** Opening INFORMATION PROVIDED block **

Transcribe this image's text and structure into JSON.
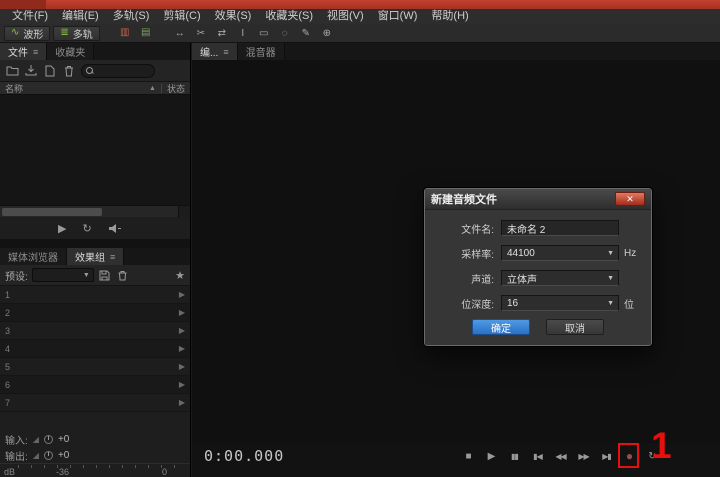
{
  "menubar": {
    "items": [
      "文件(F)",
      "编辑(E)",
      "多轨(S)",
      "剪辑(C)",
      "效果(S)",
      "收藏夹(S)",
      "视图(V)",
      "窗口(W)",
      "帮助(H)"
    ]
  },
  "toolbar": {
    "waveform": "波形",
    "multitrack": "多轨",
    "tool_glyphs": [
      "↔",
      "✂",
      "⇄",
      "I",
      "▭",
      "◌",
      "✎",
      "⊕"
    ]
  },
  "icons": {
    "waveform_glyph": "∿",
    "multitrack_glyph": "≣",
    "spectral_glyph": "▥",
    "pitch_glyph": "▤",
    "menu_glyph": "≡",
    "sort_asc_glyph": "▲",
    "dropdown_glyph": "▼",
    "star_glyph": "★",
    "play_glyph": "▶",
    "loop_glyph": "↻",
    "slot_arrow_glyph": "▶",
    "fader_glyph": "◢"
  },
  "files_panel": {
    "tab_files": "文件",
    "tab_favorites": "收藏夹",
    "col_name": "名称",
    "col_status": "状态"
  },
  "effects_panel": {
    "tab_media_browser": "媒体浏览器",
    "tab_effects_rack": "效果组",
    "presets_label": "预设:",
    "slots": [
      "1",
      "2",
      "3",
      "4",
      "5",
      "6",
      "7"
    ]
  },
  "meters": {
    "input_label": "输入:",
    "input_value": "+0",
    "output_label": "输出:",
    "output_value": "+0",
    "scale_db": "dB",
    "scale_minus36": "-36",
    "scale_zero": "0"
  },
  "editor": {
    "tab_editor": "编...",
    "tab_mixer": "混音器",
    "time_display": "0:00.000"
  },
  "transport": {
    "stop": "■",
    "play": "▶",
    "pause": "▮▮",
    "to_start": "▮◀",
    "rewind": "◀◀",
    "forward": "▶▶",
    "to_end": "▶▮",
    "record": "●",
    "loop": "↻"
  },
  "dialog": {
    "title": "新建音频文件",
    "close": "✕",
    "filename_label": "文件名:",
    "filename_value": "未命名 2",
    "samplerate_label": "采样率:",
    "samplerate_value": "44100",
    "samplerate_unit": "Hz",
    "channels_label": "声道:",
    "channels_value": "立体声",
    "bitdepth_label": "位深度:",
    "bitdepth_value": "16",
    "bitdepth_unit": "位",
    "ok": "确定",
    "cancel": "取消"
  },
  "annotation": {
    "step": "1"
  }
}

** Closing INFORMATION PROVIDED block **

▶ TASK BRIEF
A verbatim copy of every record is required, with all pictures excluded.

▶ RESULT
Transcribe this image's text and structure into JSON.
{
  "menubar": {
    "items": [
      "文件(F)",
      "编辑(E)",
      "多轨(S)",
      "剪辑(C)",
      "效果(S)",
      "收藏夹(S)",
      "视图(V)",
      "窗口(W)",
      "帮助(H)"
    ]
  },
  "toolbar": {
    "waveform": "波形",
    "multitrack": "多轨",
    "tool_glyphs": [
      "↔",
      "✂",
      "⇄",
      "I",
      "▭",
      "◌",
      "✎",
      "⊕"
    ]
  },
  "icons": {
    "waveform_glyph": "∿",
    "multitrack_glyph": "≣",
    "spectral_glyph": "▥",
    "pitch_glyph": "▤",
    "menu_glyph": "≡",
    "sort_asc_glyph": "▲",
    "dropdown_glyph": "▼",
    "star_glyph": "★",
    "play_glyph": "▶",
    "loop_glyph": "↻",
    "slot_arrow_glyph": "▶",
    "fader_glyph": "◢"
  },
  "files_panel": {
    "tab_files": "文件",
    "tab_favorites": "收藏夹",
    "col_name": "名称",
    "col_status": "状态"
  },
  "effects_panel": {
    "tab_media_browser": "媒体浏览器",
    "tab_effects_rack": "效果组",
    "presets_label": "预设:",
    "slots": [
      "1",
      "2",
      "3",
      "4",
      "5",
      "6",
      "7"
    ]
  },
  "meters": {
    "input_label": "输入:",
    "input_value": "+0",
    "output_label": "输出:",
    "output_value": "+0",
    "scale_db": "dB",
    "scale_minus36": "-36",
    "scale_zero": "0"
  },
  "editor": {
    "tab_editor": "编...",
    "tab_mixer": "混音器",
    "time_display": "0:00.000"
  },
  "transport": {
    "stop": "■",
    "play": "▶",
    "pause": "▮▮",
    "to_start": "▮◀",
    "rewind": "◀◀",
    "forward": "▶▶",
    "to_end": "▶▮",
    "record": "●",
    "loop": "↻"
  },
  "dialog": {
    "title": "新建音频文件",
    "close": "✕",
    "filename_label": "文件名:",
    "filename_value": "未命名 2",
    "samplerate_label": "采样率:",
    "samplerate_value": "44100",
    "samplerate_unit": "Hz",
    "channels_label": "声道:",
    "channels_value": "立体声",
    "bitdepth_label": "位深度:",
    "bitdepth_value": "16",
    "bitdepth_unit": "位",
    "ok": "确定",
    "cancel": "取消"
  },
  "annotation": {
    "step": "1"
  }
}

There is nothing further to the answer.